A dubious idea?
However, Gates’ ideas of imposing ‘Robot Tax’ and de-incentivizing automation are not completely rooted in logic, and may even be disastrous for the economy and society at large. Jobs have been taken by automation right from the age of the Industrial Revolution, with this phenomena always having a fruitful outcome in the form of new opportunities.
If we observe historically, prior to the mid-20th century, rapid automation in sectors like textiles and steel was accompanied by robust employment growth. In fact, the entire Industrial Revolution which took place earlier was powered by rapid automation. During the mentioned industrial revolution, 98% of the labour required to produce a yard of cloth in 1810 was completed by machines by 1910. Nevertheless, the number of textile workers grew during this period. How was this possible? Since the ‘demand’ for textiles increased with a surge in population, it led to an increase in the per capita consumption. However, when the market for cotton cloth got saturated, a price decline was not incentive enough for customers to buy more. As a result, automation has been reducing employment in the textile sector since the 1950s.
But it must be noted that today, when it comes to information technology, evidence still points to a large, unmet demand in most industries, generating an increase in employment.
Moreover, job opportunities can still be generated in various sectors as automation allows workers to deliver better, and cheaper services faster, services that are high in demand.
The roadblocks ahead
For the purpose of levying, paying and collecting ‘Robot Tax’, it is crucial to classify what comes under the category of robots. If we finally do manage to define ‘robots’, we are still left with the question of who exactly pays the tax. Since robots can’t physically pay taxes themselves, presumably either the owner or the manufacturer of robots will be held accountable.
If the manufacturer is to pay tax for producing robots, it will lead to the creation of a new kind of tax —production tax and if levied, this can lead to double taxation. Till today, corporations are taxed on their profits, and not on what they produce. If this does happen, the production efficiency — quality and/or quantity of robots — will decrease and the higher costs will be simply passed on to the consumers leading to an overall reduction in the ‘net-ahead’.
On the other hand, if the owners of the robots pay taxes, it will either lead to a reduction in consumption. Another possibility is that if these owners are manufacturers of other services themselves, their production efficiency will reduce, once again leading to a decrease in ‘net-ahead.’
Moreover, there is a high chance that the governments will not ensure the proper retraining of the displaced employees.These large-scale government interventions in the functioning of markets will result in massive inefficiencies and corruption opportunities.
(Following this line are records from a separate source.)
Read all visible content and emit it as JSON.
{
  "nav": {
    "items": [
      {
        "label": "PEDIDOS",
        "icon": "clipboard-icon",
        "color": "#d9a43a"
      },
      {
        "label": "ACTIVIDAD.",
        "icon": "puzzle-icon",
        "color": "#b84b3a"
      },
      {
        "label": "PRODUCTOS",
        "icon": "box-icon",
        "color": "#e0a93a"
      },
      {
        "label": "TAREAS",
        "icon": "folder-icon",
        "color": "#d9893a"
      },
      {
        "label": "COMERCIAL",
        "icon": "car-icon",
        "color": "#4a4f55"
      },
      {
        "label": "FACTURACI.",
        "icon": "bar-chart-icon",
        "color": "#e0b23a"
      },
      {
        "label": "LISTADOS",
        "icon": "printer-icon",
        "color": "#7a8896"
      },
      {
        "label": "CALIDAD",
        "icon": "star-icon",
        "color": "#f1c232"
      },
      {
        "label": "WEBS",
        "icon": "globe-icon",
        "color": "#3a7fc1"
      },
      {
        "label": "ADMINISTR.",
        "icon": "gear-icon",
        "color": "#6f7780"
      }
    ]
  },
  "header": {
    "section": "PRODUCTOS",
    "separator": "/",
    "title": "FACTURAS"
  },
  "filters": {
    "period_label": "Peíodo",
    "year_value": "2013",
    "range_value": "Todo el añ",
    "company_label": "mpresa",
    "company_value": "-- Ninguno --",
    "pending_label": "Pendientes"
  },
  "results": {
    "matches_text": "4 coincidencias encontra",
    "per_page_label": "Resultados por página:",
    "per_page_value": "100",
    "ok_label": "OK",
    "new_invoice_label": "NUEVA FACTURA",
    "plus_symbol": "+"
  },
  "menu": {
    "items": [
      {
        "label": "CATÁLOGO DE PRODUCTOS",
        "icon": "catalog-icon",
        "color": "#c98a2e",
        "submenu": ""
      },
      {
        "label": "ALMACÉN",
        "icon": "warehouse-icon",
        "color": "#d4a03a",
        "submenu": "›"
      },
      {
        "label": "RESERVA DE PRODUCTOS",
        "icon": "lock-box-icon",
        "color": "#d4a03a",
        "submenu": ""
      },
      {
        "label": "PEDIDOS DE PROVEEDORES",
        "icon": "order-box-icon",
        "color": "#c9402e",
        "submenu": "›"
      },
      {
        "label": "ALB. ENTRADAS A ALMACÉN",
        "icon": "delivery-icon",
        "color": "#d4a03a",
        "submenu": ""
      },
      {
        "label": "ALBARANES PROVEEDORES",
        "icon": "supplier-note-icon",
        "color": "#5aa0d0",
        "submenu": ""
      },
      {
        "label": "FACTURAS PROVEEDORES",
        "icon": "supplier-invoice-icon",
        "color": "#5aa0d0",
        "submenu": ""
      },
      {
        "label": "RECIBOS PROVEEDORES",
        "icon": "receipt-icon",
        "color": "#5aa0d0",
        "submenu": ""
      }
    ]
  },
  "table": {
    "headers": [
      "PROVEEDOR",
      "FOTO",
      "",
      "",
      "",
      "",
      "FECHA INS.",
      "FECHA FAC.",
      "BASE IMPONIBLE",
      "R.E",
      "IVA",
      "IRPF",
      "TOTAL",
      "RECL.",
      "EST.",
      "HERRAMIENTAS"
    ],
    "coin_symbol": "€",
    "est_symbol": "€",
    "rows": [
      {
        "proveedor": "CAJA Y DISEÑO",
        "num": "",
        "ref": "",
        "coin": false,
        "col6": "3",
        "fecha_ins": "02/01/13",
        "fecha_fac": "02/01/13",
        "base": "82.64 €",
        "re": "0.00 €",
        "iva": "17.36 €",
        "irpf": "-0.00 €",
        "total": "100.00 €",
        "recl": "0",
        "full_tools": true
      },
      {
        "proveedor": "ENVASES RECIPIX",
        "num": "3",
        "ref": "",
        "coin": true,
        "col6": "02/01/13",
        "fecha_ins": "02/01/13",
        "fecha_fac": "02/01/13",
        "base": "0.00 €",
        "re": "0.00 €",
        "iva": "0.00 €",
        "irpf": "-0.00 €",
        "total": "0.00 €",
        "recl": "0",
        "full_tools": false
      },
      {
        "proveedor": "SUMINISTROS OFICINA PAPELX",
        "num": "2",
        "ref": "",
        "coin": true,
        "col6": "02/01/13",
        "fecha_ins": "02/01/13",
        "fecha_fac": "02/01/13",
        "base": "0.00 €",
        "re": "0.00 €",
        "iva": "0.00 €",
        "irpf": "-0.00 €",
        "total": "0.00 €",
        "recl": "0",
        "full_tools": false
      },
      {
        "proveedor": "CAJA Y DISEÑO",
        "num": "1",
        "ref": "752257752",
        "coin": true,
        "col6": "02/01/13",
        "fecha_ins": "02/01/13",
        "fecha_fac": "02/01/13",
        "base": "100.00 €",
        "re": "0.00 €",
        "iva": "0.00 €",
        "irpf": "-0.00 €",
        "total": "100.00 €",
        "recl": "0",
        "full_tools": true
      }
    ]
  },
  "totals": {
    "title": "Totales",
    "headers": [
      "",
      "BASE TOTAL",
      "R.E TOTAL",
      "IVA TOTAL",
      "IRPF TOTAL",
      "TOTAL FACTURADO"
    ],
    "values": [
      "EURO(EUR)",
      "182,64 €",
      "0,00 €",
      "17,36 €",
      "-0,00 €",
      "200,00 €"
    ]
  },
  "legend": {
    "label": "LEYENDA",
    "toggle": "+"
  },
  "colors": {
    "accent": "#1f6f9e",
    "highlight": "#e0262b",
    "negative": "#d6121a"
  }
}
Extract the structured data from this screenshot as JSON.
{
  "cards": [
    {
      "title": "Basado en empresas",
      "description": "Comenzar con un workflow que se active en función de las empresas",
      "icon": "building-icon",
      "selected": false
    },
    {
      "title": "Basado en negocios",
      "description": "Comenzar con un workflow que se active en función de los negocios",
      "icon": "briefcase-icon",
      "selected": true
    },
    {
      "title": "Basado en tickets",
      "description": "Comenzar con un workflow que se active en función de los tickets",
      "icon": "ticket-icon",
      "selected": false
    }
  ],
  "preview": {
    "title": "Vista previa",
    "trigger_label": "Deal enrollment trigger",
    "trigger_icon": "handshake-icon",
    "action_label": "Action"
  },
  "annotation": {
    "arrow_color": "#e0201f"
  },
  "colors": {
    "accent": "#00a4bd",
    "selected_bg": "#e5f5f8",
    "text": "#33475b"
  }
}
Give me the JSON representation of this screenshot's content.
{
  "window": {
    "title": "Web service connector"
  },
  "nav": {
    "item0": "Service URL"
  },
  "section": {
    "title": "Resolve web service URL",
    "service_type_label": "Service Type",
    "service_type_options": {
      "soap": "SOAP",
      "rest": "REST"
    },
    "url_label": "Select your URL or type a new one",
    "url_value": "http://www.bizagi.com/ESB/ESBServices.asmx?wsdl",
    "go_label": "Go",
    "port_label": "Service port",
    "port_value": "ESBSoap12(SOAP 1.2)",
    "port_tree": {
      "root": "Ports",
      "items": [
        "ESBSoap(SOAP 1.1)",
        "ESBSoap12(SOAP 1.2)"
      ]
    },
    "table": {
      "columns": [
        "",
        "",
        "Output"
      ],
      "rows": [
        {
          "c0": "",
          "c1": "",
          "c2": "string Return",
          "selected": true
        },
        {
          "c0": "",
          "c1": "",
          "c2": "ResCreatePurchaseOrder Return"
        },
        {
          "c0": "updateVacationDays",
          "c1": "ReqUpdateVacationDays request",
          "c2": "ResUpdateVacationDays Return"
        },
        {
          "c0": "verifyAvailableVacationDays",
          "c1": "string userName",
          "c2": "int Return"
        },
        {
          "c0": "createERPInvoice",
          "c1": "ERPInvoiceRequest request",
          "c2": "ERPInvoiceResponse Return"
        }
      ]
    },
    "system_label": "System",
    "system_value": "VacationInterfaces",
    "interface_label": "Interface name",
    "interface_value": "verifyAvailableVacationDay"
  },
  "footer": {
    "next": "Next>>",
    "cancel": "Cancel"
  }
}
Most importantly the idea of this tax is not feasible simply because manufacturers of robots can migrate to countries that don’t tax them, which would then mean job losses for the country that loses the manufacturer.
The final verdict
Even though the advances in robotics and artificial intelligence may accelerate over the next two decades, the impact of that change—whether it tends to increase or decrease employment—depends not on the technology, but on the demand. On the whole, these technological advances will boost employment because they are addressing major unmet needs. I believe that until this ‘Robot Tax’ is coupled with backup measures to aid the displaced, Gates’ idea is not the answer to an automated economy.